The amount of radio frequency energy – a form of radiation emitted by cellphones and absorbed by the body – is nearly impossible to determine when buying a phone, a CBC-TV Marketplace investigation has found.
Some say that information is critical when choosing a phone.
“Consumers should have information on something that may be very important to them, and is very important to the health of Canadians,” said Rick Smith, the executive director of the environmental group Environmental Defence Canada.
“Also, making that information very visible could spur industry to improve,” he added.
On Monday, the World Health Organization released the largest study ever done on whether cellphone radiation causes brain tumours. The 10-year study left the question unsettled and did little to ease concerns about a possible link, concluding more research needs to be done.
Canadians are using 22 million cellphones.
Cellphones and radiation absorption
Marketplace found few consumers are aware of their phones’ “specific absorption rate,” or SAR, which is the amount of radiation the body absorbs when people use their phones.
The rate is measured in watts per kilogram of body weight. All phones in Canada and the United States have to have a rate of less than 1.6.
When Marketplace quizzed clerks at cellphone stores in Vancouver, none knew the SAR level of the phones they were selling.

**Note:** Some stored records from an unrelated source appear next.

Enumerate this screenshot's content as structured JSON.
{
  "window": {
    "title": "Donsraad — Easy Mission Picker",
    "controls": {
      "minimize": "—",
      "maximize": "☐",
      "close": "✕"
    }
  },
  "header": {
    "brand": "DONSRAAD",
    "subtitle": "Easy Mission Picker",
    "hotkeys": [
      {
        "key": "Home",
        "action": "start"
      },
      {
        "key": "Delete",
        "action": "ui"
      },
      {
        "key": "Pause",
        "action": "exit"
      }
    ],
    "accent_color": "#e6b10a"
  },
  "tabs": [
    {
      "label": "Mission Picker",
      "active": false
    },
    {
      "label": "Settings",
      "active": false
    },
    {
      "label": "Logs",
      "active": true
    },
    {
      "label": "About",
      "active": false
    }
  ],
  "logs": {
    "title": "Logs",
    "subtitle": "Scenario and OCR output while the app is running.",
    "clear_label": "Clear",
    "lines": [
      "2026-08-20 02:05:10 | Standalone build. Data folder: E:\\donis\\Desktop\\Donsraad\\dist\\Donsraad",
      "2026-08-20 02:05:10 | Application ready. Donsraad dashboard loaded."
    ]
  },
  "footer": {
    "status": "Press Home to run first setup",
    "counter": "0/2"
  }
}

Cellphone shopper Joanne Ward-Iaccino of Sarnia, Ont., couldn’t find out from store clerks either, so tried to locate the information on the internet.
What she could find was dispersed over many websites and the rates often differed depending on where she looked.

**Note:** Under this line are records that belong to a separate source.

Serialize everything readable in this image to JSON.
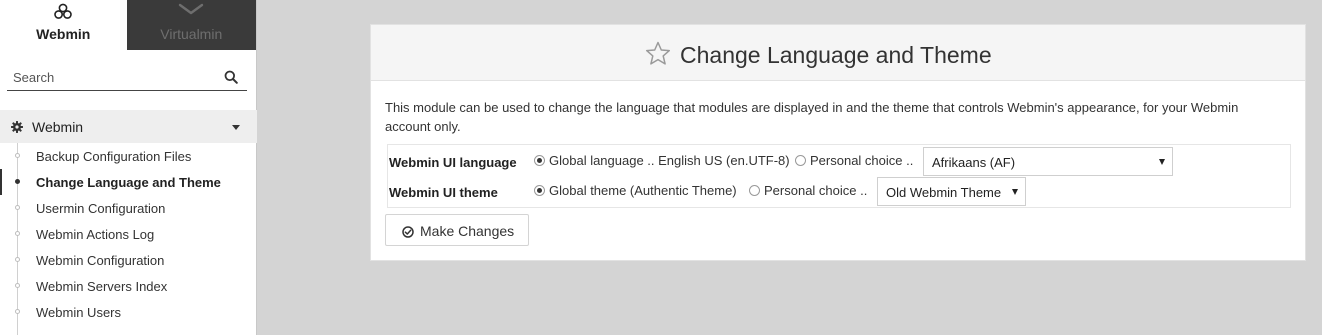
{
  "switcher": {
    "webmin_label": "Webmin",
    "virtualmin_label": "Virtualmin"
  },
  "search": {
    "placeholder": "Search"
  },
  "sidebar": {
    "category_label": "Webmin",
    "items": [
      {
        "label": "Backup Configuration Files",
        "active": false
      },
      {
        "label": "Change Language and Theme",
        "active": true
      },
      {
        "label": "Usermin Configuration",
        "active": false
      },
      {
        "label": "Webmin Actions Log",
        "active": false
      },
      {
        "label": "Webmin Configuration",
        "active": false
      },
      {
        "label": "Webmin Servers Index",
        "active": false
      },
      {
        "label": "Webmin Users",
        "active": false
      }
    ]
  },
  "page": {
    "title": "Change Language and Theme",
    "description": "This module can be used to change the language that modules are displayed in and the theme that controls Webmin's appearance, for your Webmin account only."
  },
  "form": {
    "language": {
      "label": "Webmin UI language",
      "global_option": "Global language .. English US (en.UTF-8)",
      "personal_option": "Personal choice ..",
      "selected": "Afrikaans (AF)",
      "mode": "global"
    },
    "theme": {
      "label": "Webmin UI theme",
      "global_option": "Global theme (Authentic Theme)",
      "personal_option": "Personal choice ..",
      "selected": "Old Webmin Theme",
      "mode": "global"
    },
    "submit_label": "Make Changes"
  },
  "colors": {
    "sidebar_dark_tab": "#3a3a3a",
    "page_background": "#d4d4d4",
    "panel_header": "#f5f5f5"
  }
}
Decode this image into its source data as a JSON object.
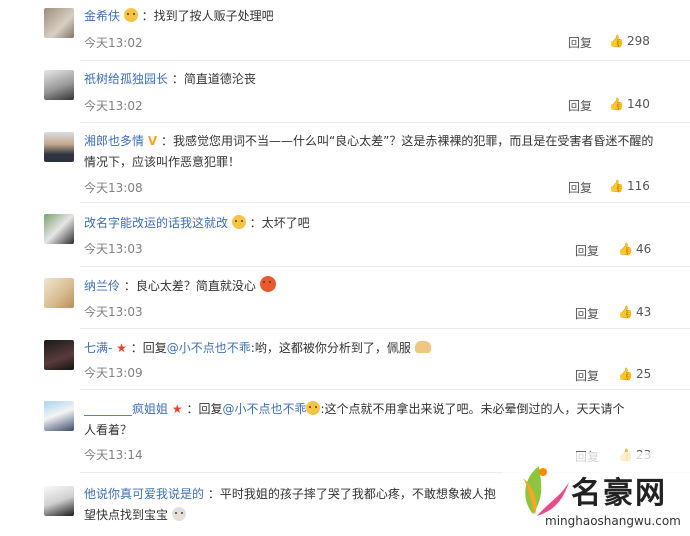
{
  "comments": [
    {
      "user": "金希伕",
      "text": "：找到了按人贩子处理吧",
      "time": "今天13:02",
      "reply": "回复",
      "likes": "298"
    },
    {
      "user": "祇树给孤独园长",
      "text": "：简直道德沦丧",
      "time": "今天13:02",
      "reply": "回复",
      "likes": "140"
    },
    {
      "user": "湘郎也多情",
      "text_line1": "：我感觉您用词不当——什么叫“良心太差”？这是赤裸裸的犯罪，而且是在受害者昏迷不醒的",
      "text_line2": "情况下，应该叫作恶意犯罪！",
      "time": "今天13:08",
      "reply": "回复",
      "likes": "116"
    },
    {
      "user": "改名字能改运的话我这就改",
      "text": "：太坏了吧",
      "time": "今天13:03",
      "reply": "回复",
      "likes": "46"
    },
    {
      "user": "纳兰伶",
      "text": "：良心太差？简直就没心",
      "time": "今天13:03",
      "reply": "回复",
      "likes": "43"
    },
    {
      "user": "七满-",
      "prefix": "：回复",
      "at": "@小不点也不乖",
      "text": ":哟，这都被你分析到了，佩服",
      "time": "今天13:09",
      "reply": "回复",
      "likes": "25"
    },
    {
      "user": "________疯姐姐",
      "prefix": "：回复",
      "at": "@小不点也不乖",
      "text_line1": ":这个点就不用拿出来说了吧。未必晕倒过的人，天天请个",
      "text_line2": "人看着？",
      "time": "今天13:14",
      "reply": "回复",
      "likes": "23"
    },
    {
      "user": "他说你真可爱我说是的",
      "text_line1": "：平时我姐的孩子摔了哭了我都心疼，不敢想象被人抱",
      "text_line2": "望快点找到宝宝"
    }
  ],
  "watermark": {
    "brand": "名豪网",
    "url": "minghaoshangwu.com"
  }
}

“If you can find out how energy efficient your appliances are, why can’t we know what’s coming out of our phones?” she said.
It’s a question U.S. Senator Mark Leno would like to see answered.
Legislation proposed in California
The California Democrat says there is a move in his state to require that cellphone radiation levels be listed on packaging as well as on websites that sell phones.
“It will require that this SAR be disclosed to consumers at the point of purchase, both on their website and at the retail location, on the packaging of the phone and all instruction manuals,” he said.
Even the current standard of 1.6 is in question.
The acceptable rate is based on animal studies done more than 20 years ago.
“So this standard was adopted decades before the concept of smartphones and devices so convenient that we carry them on our bodies continuously and use them for hours,” said Leno.
“And this standard has not been revisited since then.”
But Canada’s cellphone industry doesn’t believe labels listing a phone’s SAR are necessary, saying all phones operate within a safe range.
“There is no safer SAR level. They’re all safe. It doesn’t make any difference if it’s 1.6 or 0.08,” said Bernard Lord, the president and CEO of the Canadian Wireless Telecommunications Association.
However, recent studies in Denmark, Finland, Norway, Sweden and England have raised serious concerns about health risks in extended use and when used by children.
Despite assurances of safety, the cellphone industry does offer the following tips for reducing radiation.
    * Limit the amount of time talking on the phone.
    * Always hold the phone at least 25 mm away from the head.
    * Use a headset or speakerphone when possible
    * Don’t put the phone in a pocket. Keep it away from the body.